Roger Clemens can attribute much of his past, present and future
success to his family (Rocket Science, Sept. 10). So ingrained in
him are baseball and the art of the strikeout, I'm not surprised
to learn that all his kids' names (Kody, Kacy, Koby and Kory)
begin with K.
JEFF GRENIER, Dallas
I'm afraid it's going to take a lot more than a portrayal of
Clemens as a family man to change America's mind about him. His
headhunting and his hiding behind Joe Torre when Clemens would
have had to bat at Shea Stadium will forever label him as
baseball's biggest s.o.b. since Rob Dibble.
CRAIG LOWELL, Highland Mills, N.Y.
If you are going to use a Biblical reference, please get it
right: Let he who is without sin cast the first splintered bat.
K. NICOLE WILSON, Lexington, Ky.
Falling for It
Kudos to Steve Rushin on his "Fall Guy" piece (AIR AND SPACE,
Sept. 10). I grew up in a small town in Iowa and couldn't wait
for football to begin. I still have my spiral notebooks--my wife
thought I was the only one--and I dress in Vikings gear from head
to toe every Sunday.
ED MISKA, Maple Grove, Minn.
September does induce a strange sports nostalgia. When I picked
up the local newspaper during a quiet moment on campus in my
freshman year, I welled up when I saw articles previewing the
upcoming high school football action. It was going to be a new
and exciting fall, but something would definitely be missing.
MIKE TORPPEY, Baltimore
Coaches (Passion Plays, Sept. 10), ask yourselves this: Would any
of these women have even looked in your direction if you weren't
in a position of power?
CHRIS COATES, Gainesville, Fla.
When coaches and players become lovers? Stick to real sports
stories. I don't care if Brandi Chastain married her coach. Like
most guys, I only cared that she ripped off her shirt when she
scored that goal.
PETE KIELY, Jacksonville Beach, Fla.
SI's recent report of Glenn Ordway's comments on WEEI in Boston
(SI VIEW, Sept. 24) were both inaccurate and unfair. As a
listener to Ordway's radio show during the two weeks following
the terrorist attacks in the U.S., I can say without hesitation
that Ordway has been a voice of reason and a great example of a
responsible media member. To suggest that Ordway in any way
advocated turning the Middle East into a parking lot as a
knee-jerk reaction to our current crisis is, quite simply,
SCOTT LURVEY, Dracut, Mass.
SI regrets the inaccurate portrayal of Mr. Ordway's
Fork It Over
The glittering 18-1 record fashioned by the Pirates' Elroy Face

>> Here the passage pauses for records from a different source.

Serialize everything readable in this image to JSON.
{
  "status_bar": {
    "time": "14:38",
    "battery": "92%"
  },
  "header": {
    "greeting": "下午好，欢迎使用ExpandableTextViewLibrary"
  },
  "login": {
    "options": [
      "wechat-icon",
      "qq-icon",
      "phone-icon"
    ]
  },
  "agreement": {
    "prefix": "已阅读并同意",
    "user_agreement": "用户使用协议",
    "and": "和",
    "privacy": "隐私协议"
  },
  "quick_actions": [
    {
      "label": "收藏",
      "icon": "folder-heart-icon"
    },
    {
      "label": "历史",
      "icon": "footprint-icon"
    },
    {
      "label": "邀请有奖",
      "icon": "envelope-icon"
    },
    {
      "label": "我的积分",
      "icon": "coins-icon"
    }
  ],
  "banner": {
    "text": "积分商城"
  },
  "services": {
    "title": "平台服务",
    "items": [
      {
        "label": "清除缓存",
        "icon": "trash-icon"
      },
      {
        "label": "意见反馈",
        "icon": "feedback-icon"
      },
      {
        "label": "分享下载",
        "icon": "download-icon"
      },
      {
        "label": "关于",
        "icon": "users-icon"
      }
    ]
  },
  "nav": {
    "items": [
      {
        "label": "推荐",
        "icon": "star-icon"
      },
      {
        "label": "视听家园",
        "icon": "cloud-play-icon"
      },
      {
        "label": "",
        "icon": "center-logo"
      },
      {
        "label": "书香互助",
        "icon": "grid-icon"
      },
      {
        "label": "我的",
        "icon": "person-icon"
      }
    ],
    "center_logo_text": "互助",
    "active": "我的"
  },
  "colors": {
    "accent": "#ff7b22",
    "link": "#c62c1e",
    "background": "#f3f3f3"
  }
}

(right) in 1959 is even more remarkable because it was achieved
entirely in relief. With his masterly forkball, Face would baffle
batters until the pesky Pirates--one year before their World
Series victory--would pull out the win. During Pittsburgh's 78-76
season, Face accounted for 23% of the Bucs' wins!
PHIL CURTIS, Atlanta